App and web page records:
■ ■ ■ ■ ■ ■ ■
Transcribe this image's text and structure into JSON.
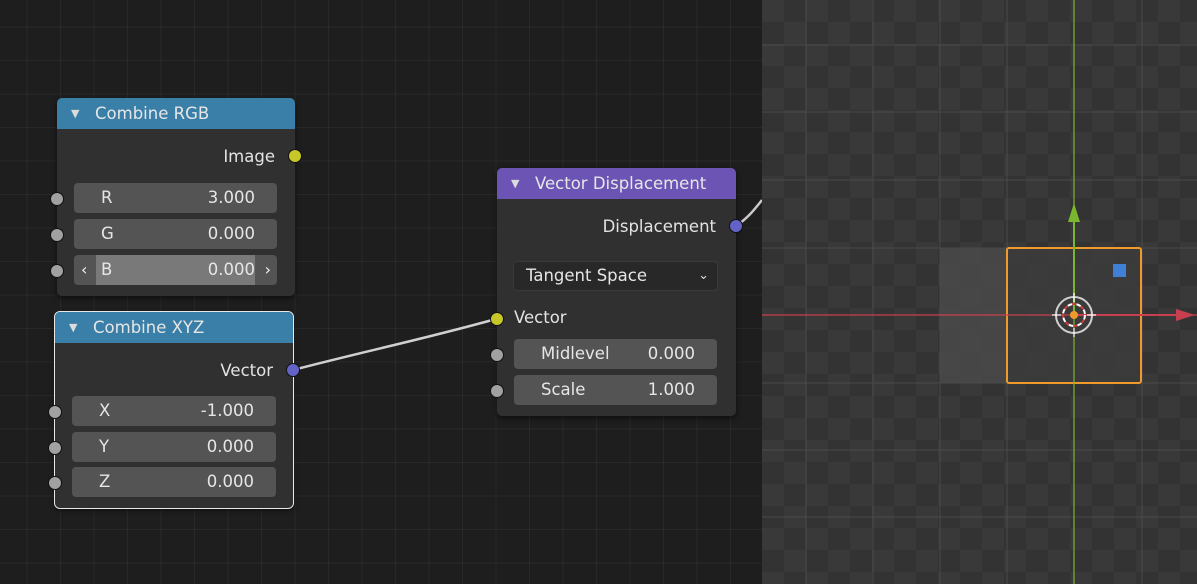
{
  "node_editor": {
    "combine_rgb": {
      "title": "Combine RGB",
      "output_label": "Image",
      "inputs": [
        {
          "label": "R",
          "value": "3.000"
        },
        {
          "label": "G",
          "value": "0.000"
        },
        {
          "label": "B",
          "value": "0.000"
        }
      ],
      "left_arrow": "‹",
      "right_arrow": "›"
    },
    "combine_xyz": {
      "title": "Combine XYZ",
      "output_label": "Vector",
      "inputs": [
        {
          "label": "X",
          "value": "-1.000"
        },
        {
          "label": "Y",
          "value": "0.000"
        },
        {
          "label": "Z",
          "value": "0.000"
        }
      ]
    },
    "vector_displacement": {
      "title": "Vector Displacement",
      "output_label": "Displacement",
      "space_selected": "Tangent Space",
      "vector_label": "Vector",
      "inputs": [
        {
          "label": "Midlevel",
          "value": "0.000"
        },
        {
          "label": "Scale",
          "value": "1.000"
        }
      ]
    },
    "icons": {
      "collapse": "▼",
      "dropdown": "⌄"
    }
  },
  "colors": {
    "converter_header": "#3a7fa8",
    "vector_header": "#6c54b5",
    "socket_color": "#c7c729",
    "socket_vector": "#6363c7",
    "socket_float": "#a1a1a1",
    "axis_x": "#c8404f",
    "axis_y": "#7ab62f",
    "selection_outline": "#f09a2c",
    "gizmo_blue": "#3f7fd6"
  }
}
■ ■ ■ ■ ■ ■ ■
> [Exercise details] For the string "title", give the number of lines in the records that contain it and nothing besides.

> [Solution to this exercise] 3